Only a miracle can prevent the Aam Aadmi Party (AAP) from finishing on top in the Punjab assembly election, irrespective of how many seats it ultimately bags. But miracles do happen.
For a party born only some four years ago, the AAP -- India's youngest political outfit -- now exists in every nook and corner of the largely rural state. This itself is no mean achievement.
Even those not sympathetic to the AAP admit that Punjab will see a serious three-way contest for the first time -- even if Deputy Chief Minister Sukhbir Badal keeps joking that AAP will get no more than ten seats.
The Punjab election is crucial for the AAP and its leader and magnet Arvind Kejriwal, the Delhi Chief Minister.

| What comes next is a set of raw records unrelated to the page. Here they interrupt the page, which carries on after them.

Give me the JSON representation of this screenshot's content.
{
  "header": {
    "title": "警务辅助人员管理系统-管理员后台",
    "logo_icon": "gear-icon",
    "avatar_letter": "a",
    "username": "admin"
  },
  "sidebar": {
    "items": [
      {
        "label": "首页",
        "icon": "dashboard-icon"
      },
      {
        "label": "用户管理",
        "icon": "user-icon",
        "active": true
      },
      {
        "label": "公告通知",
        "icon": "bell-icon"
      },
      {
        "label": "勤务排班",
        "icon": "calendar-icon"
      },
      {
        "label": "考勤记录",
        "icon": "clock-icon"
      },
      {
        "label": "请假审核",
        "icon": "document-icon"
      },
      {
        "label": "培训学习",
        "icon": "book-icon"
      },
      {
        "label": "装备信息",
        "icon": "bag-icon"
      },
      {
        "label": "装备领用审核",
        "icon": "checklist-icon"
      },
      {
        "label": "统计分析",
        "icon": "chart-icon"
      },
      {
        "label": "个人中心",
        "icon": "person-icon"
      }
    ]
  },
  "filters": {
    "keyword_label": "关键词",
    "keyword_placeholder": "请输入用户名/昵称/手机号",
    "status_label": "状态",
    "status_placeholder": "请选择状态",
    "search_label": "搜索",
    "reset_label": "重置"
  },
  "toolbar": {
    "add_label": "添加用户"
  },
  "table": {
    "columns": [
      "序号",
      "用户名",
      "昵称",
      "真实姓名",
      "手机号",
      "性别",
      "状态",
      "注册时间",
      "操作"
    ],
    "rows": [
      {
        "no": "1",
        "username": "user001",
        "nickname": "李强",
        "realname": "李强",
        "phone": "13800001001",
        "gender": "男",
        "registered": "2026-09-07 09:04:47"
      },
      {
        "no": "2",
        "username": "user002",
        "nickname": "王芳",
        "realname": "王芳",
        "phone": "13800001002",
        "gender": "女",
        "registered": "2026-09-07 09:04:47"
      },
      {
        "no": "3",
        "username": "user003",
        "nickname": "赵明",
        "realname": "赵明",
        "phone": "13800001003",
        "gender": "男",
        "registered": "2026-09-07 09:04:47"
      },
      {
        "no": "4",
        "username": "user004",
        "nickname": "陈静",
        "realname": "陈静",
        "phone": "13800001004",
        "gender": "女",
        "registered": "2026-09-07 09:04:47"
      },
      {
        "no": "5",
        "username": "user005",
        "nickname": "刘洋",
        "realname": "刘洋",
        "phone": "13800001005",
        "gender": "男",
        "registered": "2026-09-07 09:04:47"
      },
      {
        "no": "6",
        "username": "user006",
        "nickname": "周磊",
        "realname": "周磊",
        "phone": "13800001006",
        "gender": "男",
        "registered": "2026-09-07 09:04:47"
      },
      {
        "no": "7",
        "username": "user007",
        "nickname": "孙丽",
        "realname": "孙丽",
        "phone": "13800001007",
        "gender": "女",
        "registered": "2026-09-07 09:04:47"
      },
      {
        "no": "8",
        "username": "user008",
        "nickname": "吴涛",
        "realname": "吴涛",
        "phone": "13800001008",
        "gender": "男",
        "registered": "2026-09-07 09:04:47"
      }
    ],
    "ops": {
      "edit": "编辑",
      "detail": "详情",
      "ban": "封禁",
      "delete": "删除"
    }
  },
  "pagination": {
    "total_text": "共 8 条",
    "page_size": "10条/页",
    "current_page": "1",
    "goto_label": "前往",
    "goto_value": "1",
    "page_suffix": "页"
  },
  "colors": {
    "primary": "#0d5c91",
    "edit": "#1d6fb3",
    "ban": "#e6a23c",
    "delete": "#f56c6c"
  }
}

A possible loss will make many say that the sweeping Delhi victory in February 2015 was a fluke and perhaps an isolated urban phenomenon. But if the AAP takes over Punjab, it will mean much more.
A Punjab win will add to the AAP's stature as a growing party, one capable of expanding its wings against great odds, evident by the way it has been boxed in by the central government in Delhi.
A Punjab victory would not only boost the AAP's confidence in the other states it is eyeing but also increase its stake in a larger number of Lok Sabha seats in 2019.
Precisely for this reason, the Modi administration will want the AAP to lose Punjab -- and badly. A Congress win will also be problematic but will be a lesser evil in the given circumstances.
Journalists from Delhi who visit Punjab are returning with more or less a unanimous view that an AAP defeat is very difficult if not impossible.
But many are also coming with an ominous message delivered off the record by BJP's Punjab leaders: AAP won't be allowed to win -- at any cost.
On its part, the Congress keeps parroting that an aggressively anti-Modi Kejriwal -- as AAP chief -- is no good news for Punjab. The point doesn't have too many takers, in part because of Kejriwal's personal popularity. So how can the AAP be tripped? Some signs are evident.
Already Kejriwal has become a persona non grata in many television channels -- unless he can be shown in bad light. This could not have been possible without someone directing it all.
When Kejriwal hurls accusations against Prime Minister Narendra Modi, he gets virtually no publicity in the electronic media. But the same channels are generous if Rahul Gandhi makes the very same charges.
Recent developments in Delhi leading to the abrupt resignation of Lt Governor Najeeb Jung indicate that the Modi government may be planning to arrest one or two AAP ministers. This could happen ahead of February 4 -- when Punjab votes along with Goa, the only other state where the AAP is contesting.
Irrespective of what finally happens to the arrested ministers, the corruption charges will be used to undermine the AAP's appeal as an outfit different from the established parties.
The argument will be: if the AAP is no different, why not try known devil Congress if the Akalis are indeed bad?
By arresting AAP ministers, the Modi government will also attempt to cripple the movements outside Delhi of Kejriwal, who is a key -- although not the party's sole -- vote catcher. Can Kejriwal himself be arrested -- on some spurious charge?
Some months back Sukhbir Badal said he had forwarded to the Union Home Ministry "evidence" that the AAP had links with Khalistani terrorists and that Khalistanis were backing the AAP.
When I wrote in July 2015 (just five months after Kejriwal took office) that an opinion in Delhi favoured toppling the Kejriwal government, most people thought it was preposterous.
But if this happens now, not many will be surprised. Keep your fingers crossed till Punjab and Goa vote.
(M.R. Narayan Swamy is a senior journalist. The views expressed are strictly personal.)